Their set culminated in a performance piece in which [...] Dax intoned a dark, half-sung, half-whispered seafaring tale while slowly assembling a hand-made cardboard square-rigger. Yellowed paper stuck to the mast for sails, he hove the vessel up and sailed it calmly through the crowd. As the story crested in the din of maritime battle, as the privateer cursed their captain, the cardboard ship started to fall apart, piece by piece, landing on the ground of the hazelnut orchard until the wreckage was complete. - Leo Weekly (Louisville, KY)

"Corpus Callosum... National Tour (Metro, San Jose, CA)"

"They are more of a musical theatrical troupe. They put a lot of work into each of their performances, which are a mixture of indie-folk music, visual arts, theater performance and puppetry. Their shows usually begin with something truly fantastic like having the entire troupe enter the stage alongside a life-size eight-foot-plus tall puppet. It is a visual-auditory spectacle." - Metro Silicon Valley


"Machine Under Its Own Spell" EP, 2005
* charted #2 on WNUR Chicago, IL; #1 on KUOI, Moscow, ID

"Lullaby #2" single w/ music video, 2009

"self-titled" full-length, 2010

"This Inevitable Accumulation" full-length, upcoming/2013



A Corpus Callosum show starts small: an accordionist approaches the stage alone. He squeezes a slow chantey from the yawning bellows of his accordion. He sings. One by one his band mates emerge from the crowd. Each member of Corpus Callosum carries a worn brown suitcase. The lilting solo ballad effloresces into full orchestration as the performers divest their suitcases of the instruments therein concealed. Accordion is joined by bells, mandolin, ukulele, banjo, toy piano and scrap-metal percussion, while vocals branch into four-part harmony.

Throughout the performance each member will take several parts, calling for several instruments, and sing harmonies. With Stevie's arrangements Corpus Callosum can effect the sound of a small orchestra. Dax, a puppeteer with an MFA from the School of the Art Institute of Chicago, builds an eight foot long Spanish galleon from seemingly haphazard bits of cardboard. Stephanie, a dancer trained in Prague, twirls with a giant moth puppet. Qarly, a graduate of the Clown Conservatory in San Francisco, dons stilts. Jason hammers a soft beat from his home-made banjo, Avery tears the strings of a guitar emblazoned with an oil painting of a moth caught in a spider’s web, while Andrea spins tender melodies on the strings of a mandolin older than bluegrass.

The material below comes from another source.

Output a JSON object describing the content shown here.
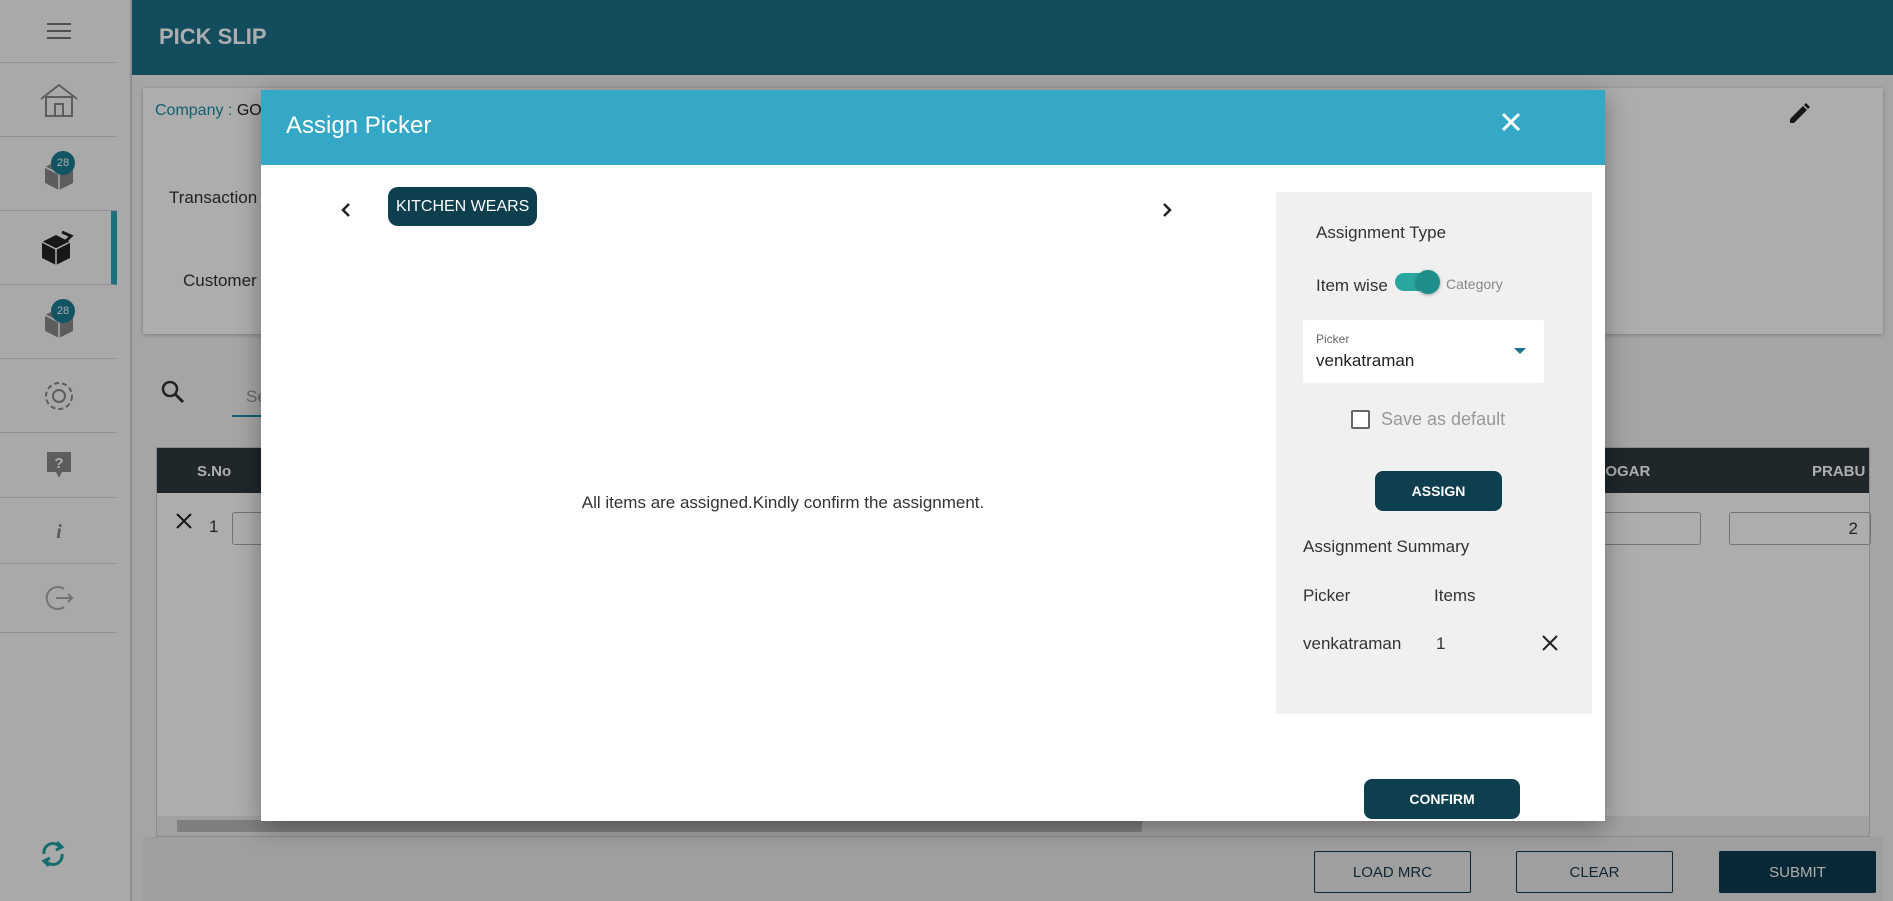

Corpus Callosum is entirely self-produced with a DIY spirit, but a professional ethic. The EP “Machine Under Its own Spell” was released in 2005 and charted across the country. After a break for graduate school, the band reformed in 2009 as a 7-piece music & performance ensemble and were immediately selected for the unsolicited Belle Foundation fellowship. Their first festival-scale puppetry performance, "The Museum Proper," debuted in 2010 and was awarded Editor's Choice by Maker Faire. The first full-length album, also released in 2010, features over 20 different instruments ranging from tuned wine glasses and stylophones to a harpsichord. They have launched three successful kickstarter campaigns, allowing them to function entirely on grassroots funding, and have so toured nationally. Corpus Callosum collaborates with many artists, and have recorded soundtracks for director Jason Rengel and the award-winning game studio Double Fine. When left to their own devices they develop movement-based performance art vignettes, avant-garde puppet shows and physically demanding music videos. The band currently curates a bimonthly evening of music & performance in San Jose, CA, as well as runs a small performance space near downtown San Francisco. A second album, now in progress, is being crafted in a warehouse recording environment, built themselves to satisfy unique artistic ideas. Corpus Callosum has opened for such bands as Yo La Tengo, Xiu Xiu, The Mountain Goats, Isis, Mates of State, Deerhoof, Jason Webley and Laura Gibson.